• University of Western Sydney

• International Rugby Board

• Royal Life Saving Society Australia

• URS Sustainable Development

• Department of Environment, Water, Heritage & the Arts

• International Society for Prosthetics and Orthotics

• Save the Children Australia

• Vets Beyond Borders

• Department of Immigration and Citizenship

• International Women’s Development Agency

• Scarlet Alliance, Australian Sex Workers Association

• Victoria University

• Department of Primary Industries (NSW)

• Interplast Australia and New Zealand

• Scouts Australia

• Wetlands International – Oceania

• Department of Primary Industries and Fisheries (QLD)

• Interserve Australia

• Southern Cross University

• Women With Disabilities Australia

• Earth Systems Pty Ltd

• James Cook University

• Speech Language & Learning: Educational Therapy

• World Bank Group

• Engineers Without Borders

• Jane Goodall Institute Australia

• Environmental Defenders Office NSW Ltd

• Land Equity International Pty Ltd

• St George Hospital Renal Department

• World Youth International Australia

• Federal Court of Australia

• Luminaide

• Susila Dharma Australia Inc.


• FIBA Oceania

• Manly-Manado Inc.

• TAFE Queensland

• WWF - Australia

• Flinders University of South Australia

• Marie Stopes International Australia

• TAFE South Australia

• Youth Challenge Australia

• Football Federation Victoria

• Merri Community Health Services

• The Fred Hollows Foundation

• YWCA of Australia



• World Vision Australia


August 13

Applications online for Intake 30



WHAT IS AYAD? The Australian Youth Ambassadors for Development (AYAD) Program supports skilled young Australians (18-30) on short term assignments in developing countries in Asia, the Pacific and Africa.

MILLENNIUM DEVELOPMENT GOALS The AYAD Program supports the Australian Government’s commitment to the Millennium Development Goals.

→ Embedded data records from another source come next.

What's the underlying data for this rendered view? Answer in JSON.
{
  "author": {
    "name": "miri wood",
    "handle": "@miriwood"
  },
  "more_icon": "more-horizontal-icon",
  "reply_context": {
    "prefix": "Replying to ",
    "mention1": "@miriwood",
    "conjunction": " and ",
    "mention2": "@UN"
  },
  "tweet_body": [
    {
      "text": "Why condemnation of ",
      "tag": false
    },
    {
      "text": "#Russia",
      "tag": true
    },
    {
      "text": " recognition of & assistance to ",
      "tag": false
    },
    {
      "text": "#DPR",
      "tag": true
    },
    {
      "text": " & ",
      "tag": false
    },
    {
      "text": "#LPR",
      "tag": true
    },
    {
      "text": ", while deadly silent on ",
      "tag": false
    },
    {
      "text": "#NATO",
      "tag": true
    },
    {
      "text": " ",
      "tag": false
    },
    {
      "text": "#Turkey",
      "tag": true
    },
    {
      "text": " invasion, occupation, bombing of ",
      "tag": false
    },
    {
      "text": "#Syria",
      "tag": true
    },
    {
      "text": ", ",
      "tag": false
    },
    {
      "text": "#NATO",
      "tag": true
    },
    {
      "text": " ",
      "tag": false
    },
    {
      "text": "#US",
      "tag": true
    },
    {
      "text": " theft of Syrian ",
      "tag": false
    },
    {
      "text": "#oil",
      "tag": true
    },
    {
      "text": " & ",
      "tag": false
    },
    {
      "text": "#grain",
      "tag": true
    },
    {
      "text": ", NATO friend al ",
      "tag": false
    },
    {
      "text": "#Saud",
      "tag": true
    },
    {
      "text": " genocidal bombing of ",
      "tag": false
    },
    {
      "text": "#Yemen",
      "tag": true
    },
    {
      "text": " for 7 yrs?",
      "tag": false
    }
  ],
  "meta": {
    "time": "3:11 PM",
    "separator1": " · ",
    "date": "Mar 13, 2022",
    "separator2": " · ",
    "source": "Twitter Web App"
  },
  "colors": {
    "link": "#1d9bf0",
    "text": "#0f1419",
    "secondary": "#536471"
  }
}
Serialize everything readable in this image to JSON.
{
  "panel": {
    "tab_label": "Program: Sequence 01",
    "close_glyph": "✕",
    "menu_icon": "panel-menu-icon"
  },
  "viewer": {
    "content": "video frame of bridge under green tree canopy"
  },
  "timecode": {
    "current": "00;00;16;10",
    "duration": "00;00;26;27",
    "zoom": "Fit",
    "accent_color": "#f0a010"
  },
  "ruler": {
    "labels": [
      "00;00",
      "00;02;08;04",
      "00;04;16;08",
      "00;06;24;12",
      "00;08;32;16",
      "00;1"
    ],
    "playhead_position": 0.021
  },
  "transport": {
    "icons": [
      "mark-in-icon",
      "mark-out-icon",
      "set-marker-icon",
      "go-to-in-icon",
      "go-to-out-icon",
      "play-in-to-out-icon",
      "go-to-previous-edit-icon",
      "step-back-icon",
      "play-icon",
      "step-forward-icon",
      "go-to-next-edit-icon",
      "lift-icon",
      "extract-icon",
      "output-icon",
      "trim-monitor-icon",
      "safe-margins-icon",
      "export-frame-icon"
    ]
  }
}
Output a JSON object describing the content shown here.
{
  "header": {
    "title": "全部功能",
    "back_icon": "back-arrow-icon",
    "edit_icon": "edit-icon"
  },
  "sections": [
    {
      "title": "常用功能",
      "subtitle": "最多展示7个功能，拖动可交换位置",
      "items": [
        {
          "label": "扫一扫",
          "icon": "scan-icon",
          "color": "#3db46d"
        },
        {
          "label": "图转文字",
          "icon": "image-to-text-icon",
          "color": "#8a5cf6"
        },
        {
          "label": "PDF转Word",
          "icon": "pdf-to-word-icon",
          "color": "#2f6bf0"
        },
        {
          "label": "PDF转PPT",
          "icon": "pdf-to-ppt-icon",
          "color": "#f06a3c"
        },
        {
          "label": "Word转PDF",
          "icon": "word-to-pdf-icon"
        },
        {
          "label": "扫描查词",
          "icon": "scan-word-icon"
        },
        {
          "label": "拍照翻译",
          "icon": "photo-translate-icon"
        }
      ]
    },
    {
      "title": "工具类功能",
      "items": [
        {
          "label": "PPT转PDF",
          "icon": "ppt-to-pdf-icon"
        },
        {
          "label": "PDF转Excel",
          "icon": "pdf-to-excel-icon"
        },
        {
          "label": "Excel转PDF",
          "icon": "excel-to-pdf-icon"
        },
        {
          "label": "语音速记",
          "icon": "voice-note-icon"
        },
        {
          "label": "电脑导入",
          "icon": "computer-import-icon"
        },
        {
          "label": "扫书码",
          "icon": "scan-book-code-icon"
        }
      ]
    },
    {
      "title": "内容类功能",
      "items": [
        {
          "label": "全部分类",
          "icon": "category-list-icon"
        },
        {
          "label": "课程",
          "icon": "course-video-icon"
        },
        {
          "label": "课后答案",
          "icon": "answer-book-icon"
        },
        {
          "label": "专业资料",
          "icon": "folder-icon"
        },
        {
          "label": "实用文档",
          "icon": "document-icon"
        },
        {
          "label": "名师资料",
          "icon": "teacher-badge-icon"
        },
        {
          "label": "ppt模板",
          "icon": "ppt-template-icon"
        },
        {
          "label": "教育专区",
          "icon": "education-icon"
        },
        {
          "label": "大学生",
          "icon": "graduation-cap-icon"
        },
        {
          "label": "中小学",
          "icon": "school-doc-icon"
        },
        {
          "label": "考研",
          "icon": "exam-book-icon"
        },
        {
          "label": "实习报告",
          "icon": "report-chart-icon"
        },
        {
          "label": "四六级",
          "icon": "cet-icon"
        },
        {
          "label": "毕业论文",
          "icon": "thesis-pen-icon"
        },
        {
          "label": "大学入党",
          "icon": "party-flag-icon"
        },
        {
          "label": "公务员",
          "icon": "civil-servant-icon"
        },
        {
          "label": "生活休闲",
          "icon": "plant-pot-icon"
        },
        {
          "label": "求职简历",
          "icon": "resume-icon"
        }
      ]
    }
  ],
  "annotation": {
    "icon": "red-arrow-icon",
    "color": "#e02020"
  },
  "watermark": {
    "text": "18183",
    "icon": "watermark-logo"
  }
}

WANT TO KNOW MORE? Australia Freecall : 1800 225 592 Telephone : +61 (8) 8364 8500 Managed by Austraining International Pty Ltd Level 1, 41 Dequetteville Tce, Kent Town SA 5067 youtham